* [What the exercise asks]
Ignoring the pictures, copy the data exactly.
------ Extracted entries
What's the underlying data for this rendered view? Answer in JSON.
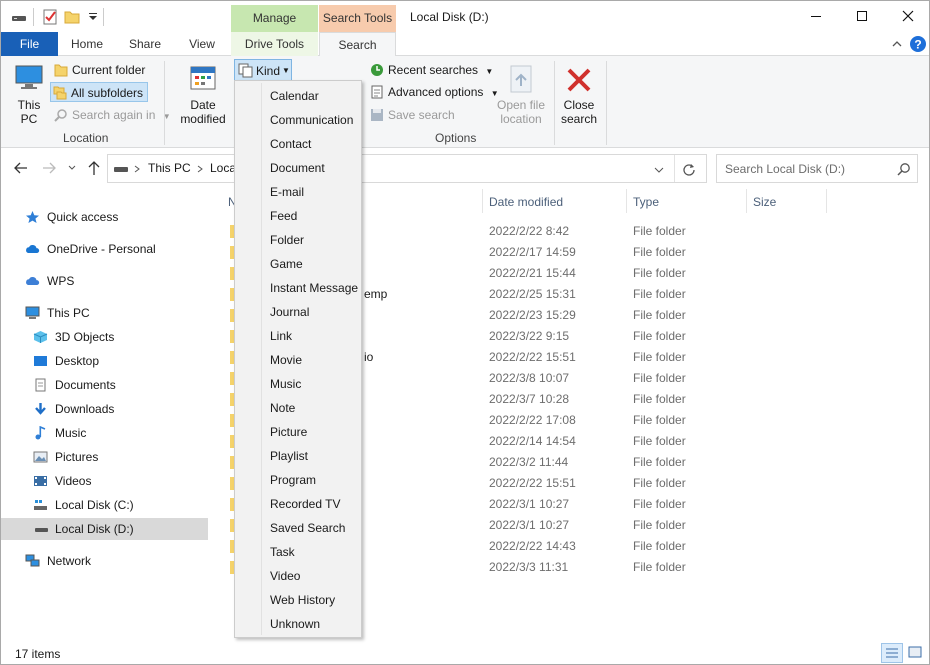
{
  "window": {
    "title": "Local Disk (D:)",
    "context_manage": "Manage",
    "context_search": "Search Tools"
  },
  "tabs": {
    "file": "File",
    "home": "Home",
    "share": "Share",
    "view": "View",
    "drive_tools": "Drive Tools",
    "search": "Search"
  },
  "ribbon": {
    "this_pc": [
      "This",
      "PC"
    ],
    "current_folder": "Current folder",
    "all_subfolders": "All subfolders",
    "search_again_in": "Search again in",
    "location_label": "Location",
    "date_modified": [
      "Date",
      "modified"
    ],
    "kind": "Kind",
    "recent_searches": "Recent searches",
    "advanced_options": "Advanced options",
    "save_search": "Save search",
    "open_file_location": [
      "Open file",
      "location"
    ],
    "close_search": [
      "Close",
      "search"
    ],
    "options_label": "Options"
  },
  "address": {
    "this_pc": "This PC",
    "current": "Local",
    "search_placeholder": "Search Local Disk (D:)"
  },
  "nav": {
    "quick_access": "Quick access",
    "onedrive": "OneDrive - Personal",
    "wps": "WPS",
    "this_pc": "This PC",
    "objects_3d": "3D Objects",
    "desktop": "Desktop",
    "documents": "Documents",
    "downloads": "Downloads",
    "music": "Music",
    "pictures": "Pictures",
    "videos": "Videos",
    "disk_c": "Local Disk (C:)",
    "disk_d": "Local Disk (D:)",
    "network": "Network"
  },
  "columns": {
    "name": "N",
    "date_modified": "Date modified",
    "type": "Type",
    "size": "Size"
  },
  "rows": [
    {
      "name": "",
      "date": "2022/2/22 8:42",
      "type": "File folder"
    },
    {
      "name": "",
      "date": "2022/2/17 14:59",
      "type": "File folder"
    },
    {
      "name": "",
      "date": "2022/2/21 15:44",
      "type": "File folder"
    },
    {
      "name": "emp",
      "date": "2022/2/25 15:31",
      "type": "File folder"
    },
    {
      "name": "",
      "date": "2022/2/23 15:29",
      "type": "File folder"
    },
    {
      "name": "",
      "date": "2022/3/22 9:15",
      "type": "File folder"
    },
    {
      "name": "io",
      "date": "2022/2/22 15:51",
      "type": "File folder"
    },
    {
      "name": "",
      "date": "2022/3/8 10:07",
      "type": "File folder"
    },
    {
      "name": "",
      "date": "2022/3/7 10:28",
      "type": "File folder"
    },
    {
      "name": "",
      "date": "2022/2/22 17:08",
      "type": "File folder"
    },
    {
      "name": "",
      "date": "2022/2/14 14:54",
      "type": "File folder"
    },
    {
      "name": "",
      "date": "2022/3/2 11:44",
      "type": "File folder"
    },
    {
      "name": "",
      "date": "2022/2/22 15:51",
      "type": "File folder"
    },
    {
      "name": "",
      "date": "2022/3/1 10:27",
      "type": "File folder"
    },
    {
      "name": "",
      "date": "2022/3/1 10:27",
      "type": "File folder"
    },
    {
      "name": "",
      "date": "2022/2/22 14:43",
      "type": "File folder"
    },
    {
      "name": "",
      "date": "2022/3/3 11:31",
      "type": "File folder"
    }
  ],
  "kind_menu": [
    "Calendar",
    "Communication",
    "Contact",
    "Document",
    "E-mail",
    "Feed",
    "Folder",
    "Game",
    "Instant Message",
    "Journal",
    "Link",
    "Movie",
    "Music",
    "Note",
    "Picture",
    "Playlist",
    "Program",
    "Recorded TV",
    "Saved Search",
    "Task",
    "Video",
    "Web History",
    "Unknown"
  ],
  "status": {
    "items": "17 items"
  },
  "colors": {
    "file_tab": "#1960b7",
    "manage_ctx": "#c7e7b0",
    "search_ctx": "#f7cbad",
    "selected_nav": "#d9d9d9",
    "close_red": "#d0312d",
    "help_blue": "#1e6fd9"
  }
}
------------
* [Final answer]
What's the underlying data for this rendered view? Answer in JSON.
{
  "window": {
    "title": "Local Disk (D:)",
    "context_manage": "Manage",
    "context_search": "Search Tools"
  },
  "tabs": {
    "file": "File",
    "home": "Home",
    "share": "Share",
    "view": "View",
    "drive_tools": "Drive Tools",
    "search": "Search"
  },
  "ribbon": {
    "this_pc": [
      "This",
      "PC"
    ],
    "current_folder": "Current folder",
    "all_subfolders": "All subfolders",
    "search_again_in": "Search again in",
    "location_label": "Location",
    "date_modified": [
      "Date",
      "modified"
    ],
    "kind": "Kind",
    "recent_searches": "Recent searches",
    "advanced_options": "Advanced options",
    "save_search": "Save search",
    "open_file_location": [
      "Open file",
      "location"
    ],
    "close_search": [
      "Close",
      "search"
    ],
    "options_label": "Options"
  },
  "address": {
    "this_pc": "This PC",
    "current": "Local",
    "search_placeholder": "Search Local Disk (D:)"
  },
  "nav": {
    "quick_access": "Quick access",
    "onedrive": "OneDrive - Personal",
    "wps": "WPS",
    "this_pc": "This PC",
    "objects_3d": "3D Objects",
    "desktop": "Desktop",
    "documents": "Documents",
    "downloads": "Downloads",
    "music": "Music",
    "pictures": "Pictures",
    "videos": "Videos",
    "disk_c": "Local Disk (C:)",
    "disk_d": "Local Disk (D:)",
    "network": "Network"
  },
  "columns": {
    "name": "N",
    "date_modified": "Date modified",
    "type": "Type",
    "size": "Size"
  },
  "rows": [
    {
      "name": "",
      "date": "2022/2/22 8:42",
      "type": "File folder"
    },
    {
      "name": "",
      "date": "2022/2/17 14:59",
      "type": "File folder"
    },
    {
      "name": "",
      "date": "2022/2/21 15:44",
      "type": "File folder"
    },
    {
      "name": "emp",
      "date": "2022/2/25 15:31",
      "type": "File folder"
    },
    {
      "name": "",
      "date": "2022/2/23 15:29",
      "type": "File folder"
    },
    {
      "name": "",
      "date": "2022/3/22 9:15",
      "type": "File folder"
    },
    {
      "name": "io",
      "date": "2022/2/22 15:51",
      "type": "File folder"
    },
    {
      "name": "",
      "date": "2022/3/8 10:07",
      "type": "File folder"
    },
    {
      "name": "",
      "date": "2022/3/7 10:28",
      "type": "File folder"
    },
    {
      "name": "",
      "date": "2022/2/22 17:08",
      "type": "File folder"
    },
    {
      "name": "",
      "date": "2022/2/14 14:54",
      "type": "File folder"
    },
    {
      "name": "",
      "date": "2022/3/2 11:44",
      "type": "File folder"
    },
    {
      "name": "",
      "date": "2022/2/22 15:51",
      "type": "File folder"
    },
    {
      "name": "",
      "date": "2022/3/1 10:27",
      "type": "File folder"
    },
    {
      "name": "",
      "date": "2022/3/1 10:27",
      "type": "File folder"
    },
    {
      "name": "",
      "date": "2022/2/22 14:43",
      "type": "File folder"
    },
    {
      "name": "",
      "date": "2022/3/3 11:31",
      "type": "File folder"
    }
  ],
  "kind_menu": [
    "Calendar",
    "Communication",
    "Contact",
    "Document",
    "E-mail",
    "Feed",
    "Folder",
    "Game",
    "Instant Message",
    "Journal",
    "Link",
    "Movie",
    "Music",
    "Note",
    "Picture",
    "Playlist",
    "Program",
    "Recorded TV",
    "Saved Search",
    "Task",
    "Video",
    "Web History",
    "Unknown"
  ],
  "status": {
    "items": "17 items"
  },
  "colors": {
    "file_tab": "#1960b7",
    "manage_ctx": "#c7e7b0",
    "search_ctx": "#f7cbad",
    "selected_nav": "#d9d9d9",
    "close_red": "#d0312d",
    "help_blue": "#1e6fd9"
  }
}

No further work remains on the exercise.